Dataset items
——————

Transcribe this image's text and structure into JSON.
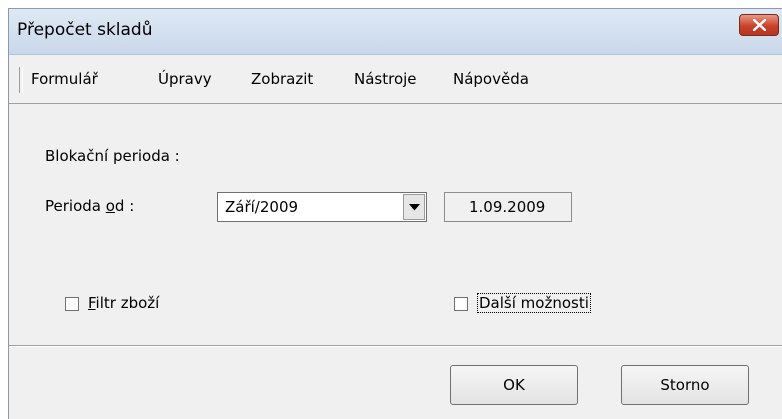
{
  "window": {
    "title": "Přepočet skladů",
    "close_icon": "close-icon"
  },
  "menu": {
    "items": [
      {
        "label": "Formulář"
      },
      {
        "label": "Úpravy"
      },
      {
        "label": "Zobrazit"
      },
      {
        "label": "Nástroje"
      },
      {
        "label": "Nápověda"
      }
    ]
  },
  "form": {
    "section_label": "Blokační perioda :",
    "period_label_prefix": "Perioda ",
    "period_label_accel": "o",
    "period_label_rest": "d :",
    "period_value": "Září/2009",
    "period_date": "1.09.2009",
    "filter_accel": "F",
    "filter_rest": "iltr zboží",
    "filter_checked": false,
    "more_label": "Další možnosti",
    "more_checked": false
  },
  "buttons": {
    "ok_label": "OK",
    "cancel_label": "Storno"
  }
}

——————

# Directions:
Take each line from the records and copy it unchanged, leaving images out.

# Exercise answer:
Transcribe this image's text and structure into JSON.
{
  "window": {
    "title": "Přepočet skladů",
    "close_icon": "close-icon"
  },
  "menu": {
    "items": [
      {
        "label": "Formulář"
      },
      {
        "label": "Úpravy"
      },
      {
        "label": "Zobrazit"
      },
      {
        "label": "Nástroje"
      },
      {
        "label": "Nápověda"
      }
    ]
  },
  "form": {
    "section_label": "Blokační perioda :",
    "period_label_prefix": "Perioda ",
    "period_label_accel": "o",
    "period_label_rest": "d :",
    "period_value": "Září/2009",
    "period_date": "1.09.2009",
    "filter_accel": "F",
    "filter_rest": "iltr zboží",
    "filter_checked": false,
    "more_label": "Další možnosti",
    "more_checked": false
  },
  "buttons": {
    "ok_label": "OK",
    "cancel_label": "Storno"
  }
}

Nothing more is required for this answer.